The transcendental method seeks the necessary a priori conditions of experience, of knowledge, and of metaphysical speculation. The two a priori forms of sensibility are time and space: that is, for us to make sense of them, all objects of sensation, whether external or internal, must be temporally organizable and all objects of external sensation must also be spatially organizable. But time and space are only forms of experience and not objects of experience, and they can only be known to apply to objects of sensible intuition. When sensory inputs are received by us and spatio-temporally organized, the a priori necessary condition of our having objective knowledge is that one or more of twelve concepts of the understanding, also called “categories,” must be applied to our spatio-temporal representations. These twelve categories include reality, unity, substance, causality, and existence. Again, none of them is an object of experience; rather, they are all categories of the human mind, necessary for our knowing any objects of experience. And, again, they can only be known to apply to objects of sensible intuition. Now, by its very nature, metaphysics (including theology) necessarily speculates about ultimate reality that is not given to sensible intuition and therefore transcends any and all human perceptual experience. It is a fact of human experience that we do engage in metaphysical speculation. So what are the transcendental conditions of our capacity to do so? Kant’s answer is that they are the three a priori ideas of pure reason—the self or soul, the cosmos or universe as an orderly whole, and God, the one of direct concern to us here. But, as we never can have sensible experience of objects corresponding to such transcendent ideas and as the concepts of the understanding, without which human knowledge is impossible, can only be known to apply to objects of possible experience, knowledge of the soul, of the cosmos, and of God is impossible, in principle.

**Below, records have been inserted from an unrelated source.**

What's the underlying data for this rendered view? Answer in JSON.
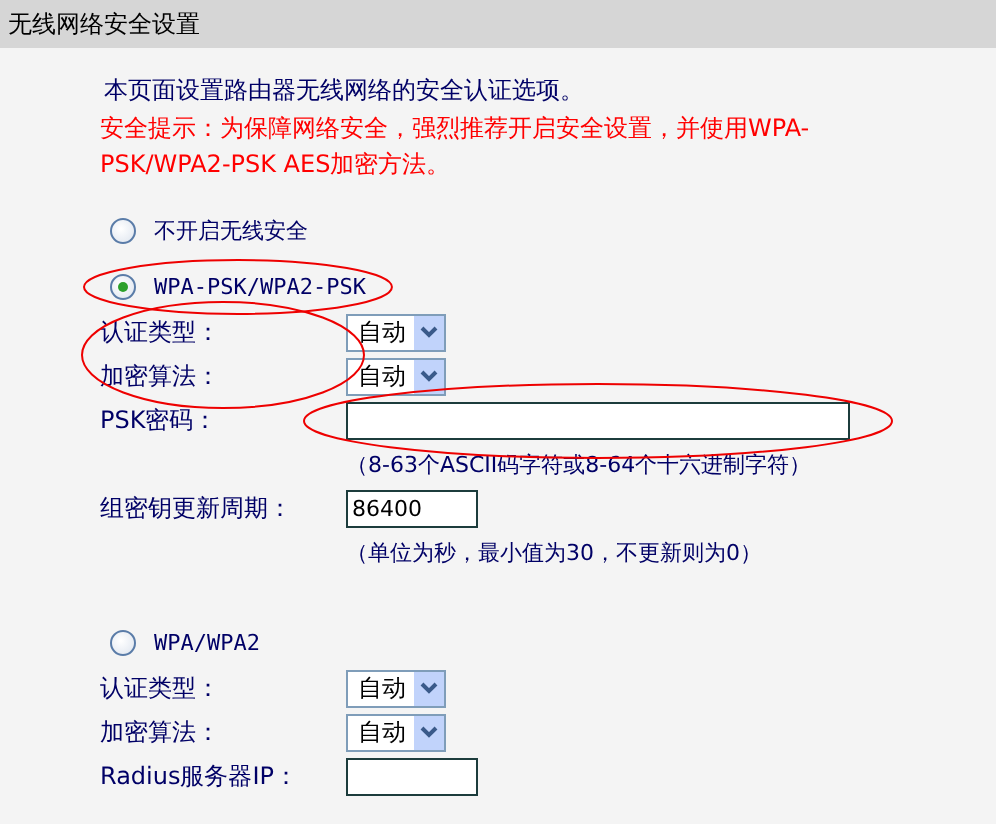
{
  "window": {
    "title": "无线网络安全设置"
  },
  "intro": "本页面设置路由器无线网络的安全认证选项。",
  "warning": "安全提示：为保障网络安全，强烈推荐开启安全设置，并使用WPA-PSK/WPA2-PSK AES加密方法。",
  "options": [
    {
      "label": "不开启无线安全",
      "selected": false
    },
    {
      "label": "WPA-PSK/WPA2-PSK",
      "selected": true,
      "circled": true,
      "labels_circled": true,
      "fields": [
        {
          "kind": "select",
          "label": "认证类型：",
          "value": "自动"
        },
        {
          "kind": "select",
          "label": "加密算法：",
          "value": "自动"
        },
        {
          "kind": "text",
          "label": "PSK密码：",
          "circled": true,
          "hint": "（8-63个ASCII码字符或8-64个十六进制字符）"
        },
        {
          "kind": "text",
          "label": "组密钥更新周期：",
          "value": "86400",
          "hint": "（单位为秒，最小值为30，不更新则为0）"
        }
      ]
    },
    {
      "label": "WPA/WPA2",
      "selected": false,
      "fields": [
        {
          "kind": "select",
          "label": "认证类型：",
          "value": "自动"
        },
        {
          "kind": "select",
          "label": "加密算法：",
          "value": "自动"
        },
        {
          "kind": "text",
          "label": "Radius服务器IP："
        }
      ]
    }
  ]
}
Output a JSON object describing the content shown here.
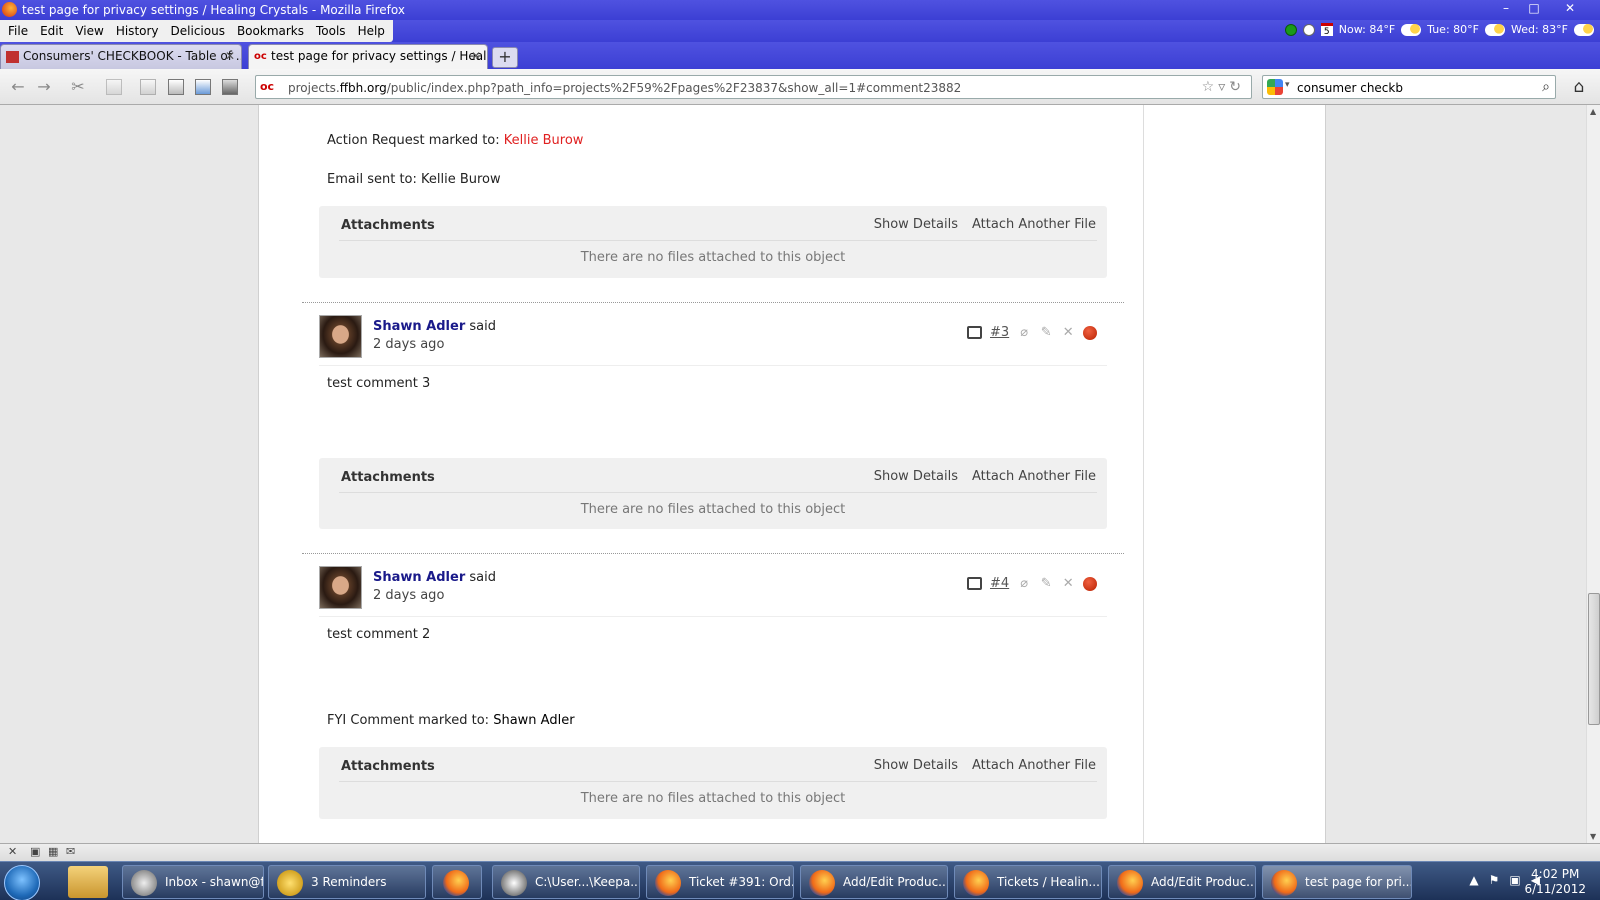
{
  "window": {
    "title": "test page for privacy settings / Healing Crystals - Mozilla Firefox",
    "controls": [
      "–",
      "□",
      "✕"
    ]
  },
  "menu": [
    "File",
    "Edit",
    "View",
    "History",
    "Delicious",
    "Bookmarks",
    "Tools",
    "Help"
  ],
  "status_icons": {
    "calendar_day": "5",
    "weather_now": "Now: 84°F",
    "weather_tue": "Tue: 80°F",
    "weather_wed": "Wed: 83°F"
  },
  "tabs": [
    {
      "label": "Consumers' CHECKBOOK - Table of ...",
      "active": false
    },
    {
      "label": "test page for privacy settings / Healin...",
      "active": true
    }
  ],
  "new_tab_label": "+",
  "urlbar": {
    "prefix": "projects.",
    "domain": "ffbh.org",
    "path": "/public/index.php?path_info=projects%2F59%2Fpages%2F23837&show_all=1#comment23882"
  },
  "search": {
    "value": "consumer checkb"
  },
  "content": {
    "action_request_label": "Action Request marked to:",
    "action_request_person": "Kellie Burow",
    "email_sent": "Email sent to: Kellie Burow",
    "attachments_sections": [
      {
        "title": "Attachments",
        "show_details": "Show Details",
        "attach_another": "Attach Another File",
        "empty": "There are no files attached to this object"
      },
      {
        "title": "Attachments",
        "show_details": "Show Details",
        "attach_another": "Attach Another File",
        "empty": "There are no files attached to this object"
      },
      {
        "title": "Attachments",
        "show_details": "Show Details",
        "attach_another": "Attach Another File",
        "empty": "There are no files attached to this object"
      }
    ],
    "comments": [
      {
        "author": "Shawn Adler",
        "said": "said",
        "when": "2 days ago",
        "number": "#3",
        "body": "test comment 3"
      },
      {
        "author": "Shawn Adler",
        "said": "said",
        "when": "2 days ago",
        "number": "#4",
        "body": "test comment 2"
      }
    ],
    "fyi_label": "FYI Comment marked to:",
    "fyi_person": "Shawn Adler"
  },
  "taskbar": {
    "tasks": [
      {
        "label": "Inbox - shawn@f...",
        "active": false
      },
      {
        "label": "3 Reminders",
        "active": false
      },
      {
        "label": "",
        "active": false
      },
      {
        "label": "C:\\User...\\Keepa...",
        "active": false
      },
      {
        "label": "Ticket #391: Ord...",
        "active": false
      },
      {
        "label": "Add/Edit Produc...",
        "active": false
      },
      {
        "label": "Tickets / Healin...",
        "active": false
      },
      {
        "label": "Add/Edit Produc...",
        "active": false
      },
      {
        "label": "test page for pri...",
        "active": true
      }
    ],
    "time": "4:02 PM",
    "date": "6/11/2012"
  },
  "colors": {
    "titlebar": "#3c3fd4",
    "link_red": "#e02020",
    "author_blue": "#1a1a8a",
    "attachments_bg": "#f0f0f0"
  }
}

I know this reply is six months old, but I only ‘learned’ about un-schooling today. I wish my parents had known about this back in the 1950-60s. Strangers who met me thought that I was a smart kid, because I was well read and knew things not taught on my grade level. But my report cards told a different story. Years later I was joking with my boss that the teachers just never asked me the right questions. I didn’t read the assignments from our text books. I read books from the library, which often gave more information, and many times caused me to lose points on tests because of spelling. Amon Re can be correctly spelled at least four different ways, but my 10th grade History teacher only wanted the text book spelling. And from modern History Channel programming pronunciation, it may be spelled Amun Ra now. (shrug) At any rate, while we are home schooling my grandsons, my daughter is looking forward to the ‘un-school’. I know the boys will love it, and as they are sharp and have impressed ME with things they’ve learned at play, I feel confident they will excel with this. We will still use some standard teaching mechanisms, but apply them to daily play and exploratory time. We are not raising future welfare recipients, but self reliant, thinking/reasoning future engineers. Considering their love for nature and all things mechanical, they will be well educated.
During the war Bax began an affair with the pianist Harriet Cohen , for whom he left his wife and children. [n 7] Musically, she was his muse for the rest of his life; he wrote numerous pieces for her, and she was the dedicatee of eighteen of his works.  He took a flat in Swiss Cottage , London, where he lived until the start of the Second World War. He sketched many of his mature works there, often taking them in short score to his favoured rural retreats, Glencolmcille in Ireland and then from 1928 onwards Morar in Scotland, to work on the full score at leisure.